Data records for software interfaces:
⟨
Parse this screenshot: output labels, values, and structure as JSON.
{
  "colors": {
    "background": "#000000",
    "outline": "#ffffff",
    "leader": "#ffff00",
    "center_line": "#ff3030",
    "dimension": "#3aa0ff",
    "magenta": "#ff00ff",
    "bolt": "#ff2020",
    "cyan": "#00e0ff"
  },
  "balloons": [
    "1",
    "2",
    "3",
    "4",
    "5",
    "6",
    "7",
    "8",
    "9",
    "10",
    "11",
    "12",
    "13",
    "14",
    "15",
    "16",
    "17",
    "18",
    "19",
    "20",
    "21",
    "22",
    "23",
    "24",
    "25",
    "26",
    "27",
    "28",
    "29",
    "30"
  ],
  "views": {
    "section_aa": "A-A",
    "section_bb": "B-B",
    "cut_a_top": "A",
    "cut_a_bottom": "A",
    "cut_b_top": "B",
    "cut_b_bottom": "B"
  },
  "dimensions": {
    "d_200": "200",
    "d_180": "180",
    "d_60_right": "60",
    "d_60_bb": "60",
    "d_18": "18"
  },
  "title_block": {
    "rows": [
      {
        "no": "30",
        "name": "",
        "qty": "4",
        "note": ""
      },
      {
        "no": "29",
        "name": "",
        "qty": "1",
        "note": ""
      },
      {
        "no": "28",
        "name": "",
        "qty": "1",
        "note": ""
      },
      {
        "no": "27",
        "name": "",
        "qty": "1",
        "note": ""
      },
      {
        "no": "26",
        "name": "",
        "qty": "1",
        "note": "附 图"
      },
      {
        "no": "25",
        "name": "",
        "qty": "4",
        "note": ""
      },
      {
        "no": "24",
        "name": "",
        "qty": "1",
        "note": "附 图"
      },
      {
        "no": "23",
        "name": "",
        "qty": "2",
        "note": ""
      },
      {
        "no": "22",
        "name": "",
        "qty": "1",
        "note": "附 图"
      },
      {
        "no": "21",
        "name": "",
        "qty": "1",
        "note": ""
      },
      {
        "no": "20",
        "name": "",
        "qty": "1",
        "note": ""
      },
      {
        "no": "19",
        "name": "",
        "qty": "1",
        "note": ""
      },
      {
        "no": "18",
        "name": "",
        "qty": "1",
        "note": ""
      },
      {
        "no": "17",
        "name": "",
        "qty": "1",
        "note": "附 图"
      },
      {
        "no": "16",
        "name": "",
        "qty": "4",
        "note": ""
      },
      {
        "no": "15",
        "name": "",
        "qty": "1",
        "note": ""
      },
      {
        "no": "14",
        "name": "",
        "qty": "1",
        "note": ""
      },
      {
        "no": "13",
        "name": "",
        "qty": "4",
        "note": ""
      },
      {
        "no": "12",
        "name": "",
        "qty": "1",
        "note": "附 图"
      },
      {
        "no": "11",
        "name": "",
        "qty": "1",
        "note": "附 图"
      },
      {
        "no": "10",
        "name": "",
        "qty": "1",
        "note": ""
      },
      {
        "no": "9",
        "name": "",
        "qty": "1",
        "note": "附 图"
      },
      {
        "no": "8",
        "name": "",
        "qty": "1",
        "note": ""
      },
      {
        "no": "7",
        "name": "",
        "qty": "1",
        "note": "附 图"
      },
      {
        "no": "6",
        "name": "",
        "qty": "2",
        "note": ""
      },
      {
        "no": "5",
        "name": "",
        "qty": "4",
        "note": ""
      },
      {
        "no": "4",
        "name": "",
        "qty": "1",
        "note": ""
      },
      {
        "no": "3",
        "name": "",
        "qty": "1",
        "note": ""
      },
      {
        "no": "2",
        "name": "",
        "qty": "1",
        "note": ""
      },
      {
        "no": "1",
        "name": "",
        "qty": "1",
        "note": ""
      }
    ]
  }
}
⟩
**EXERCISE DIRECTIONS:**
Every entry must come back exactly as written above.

**ANSWER TO THIS EXERCISE:**
Parse this screenshot: output labels, values, and structure as JSON.
{
  "colors": {
    "background": "#000000",
    "outline": "#ffffff",
    "leader": "#ffff00",
    "center_line": "#ff3030",
    "dimension": "#3aa0ff",
    "magenta": "#ff00ff",
    "bolt": "#ff2020",
    "cyan": "#00e0ff"
  },
  "balloons": [
    "1",
    "2",
    "3",
    "4",
    "5",
    "6",
    "7",
    "8",
    "9",
    "10",
    "11",
    "12",
    "13",
    "14",
    "15",
    "16",
    "17",
    "18",
    "19",
    "20",
    "21",
    "22",
    "23",
    "24",
    "25",
    "26",
    "27",
    "28",
    "29",
    "30"
  ],
  "views": {
    "section_aa": "A-A",
    "section_bb": "B-B",
    "cut_a_top": "A",
    "cut_a_bottom": "A",
    "cut_b_top": "B",
    "cut_b_bottom": "B"
  },
  "dimensions": {
    "d_200": "200",
    "d_180": "180",
    "d_60_right": "60",
    "d_60_bb": "60",
    "d_18": "18"
  },
  "title_block": {
    "rows": [
      {
        "no": "30",
        "name": "",
        "qty": "4",
        "note": ""
      },
      {
        "no": "29",
        "name": "",
        "qty": "1",
        "note": ""
      },
      {
        "no": "28",
        "name": "",
        "qty": "1",
        "note": ""
      },
      {
        "no": "27",
        "name": "",
        "qty": "1",
        "note": ""
      },
      {
        "no": "26",
        "name": "",
        "qty": "1",
        "note": "附 图"
      },
      {
        "no": "25",
        "name": "",
        "qty": "4",
        "note": ""
      },
      {
        "no": "24",
        "name": "",
        "qty": "1",
        "note": "附 图"
      },
      {
        "no": "23",
        "name": "",
        "qty": "2",
        "note": ""
      },
      {
        "no": "22",
        "name": "",
        "qty": "1",
        "note": "附 图"
      },
      {
        "no": "21",
        "name": "",
        "qty": "1",
        "note": ""
      },
      {
        "no": "20",
        "name": "",
        "qty": "1",
        "note": ""
      },
      {
        "no": "19",
        "name": "",
        "qty": "1",
        "note": ""
      },
      {
        "no": "18",
        "name": "",
        "qty": "1",
        "note": ""
      },
      {
        "no": "17",
        "name": "",
        "qty": "1",
        "note": "附 图"
      },
      {
        "no": "16",
        "name": "",
        "qty": "4",
        "note": ""
      },
      {
        "no": "15",
        "name": "",
        "qty": "1",
        "note": ""
      },
      {
        "no": "14",
        "name": "",
        "qty": "1",
        "note": ""
      },
      {
        "no": "13",
        "name": "",
        "qty": "4",
        "note": ""
      },
      {
        "no": "12",
        "name": "",
        "qty": "1",
        "note": "附 图"
      },
      {
        "no": "11",
        "name": "",
        "qty": "1",
        "note": "附 图"
      },
      {
        "no": "10",
        "name": "",
        "qty": "1",
        "note": ""
      },
      {
        "no": "9",
        "name": "",
        "qty": "1",
        "note": "附 图"
      },
      {
        "no": "8",
        "name": "",
        "qty": "1",
        "note": ""
      },
      {
        "no": "7",
        "name": "",
        "qty": "1",
        "note": "附 图"
      },
      {
        "no": "6",
        "name": "",
        "qty": "2",
        "note": ""
      },
      {
        "no": "5",
        "name": "",
        "qty": "4",
        "note": ""
      },
      {
        "no": "4",
        "name": "",
        "qty": "1",
        "note": ""
      },
      {
        "no": "3",
        "name": "",
        "qty": "1",
        "note": ""
      },
      {
        "no": "2",
        "name": "",
        "qty": "1",
        "note": ""
      },
      {
        "no": "1",
        "name": "",
        "qty": "1",
        "note": ""
      }
    ]
  }
}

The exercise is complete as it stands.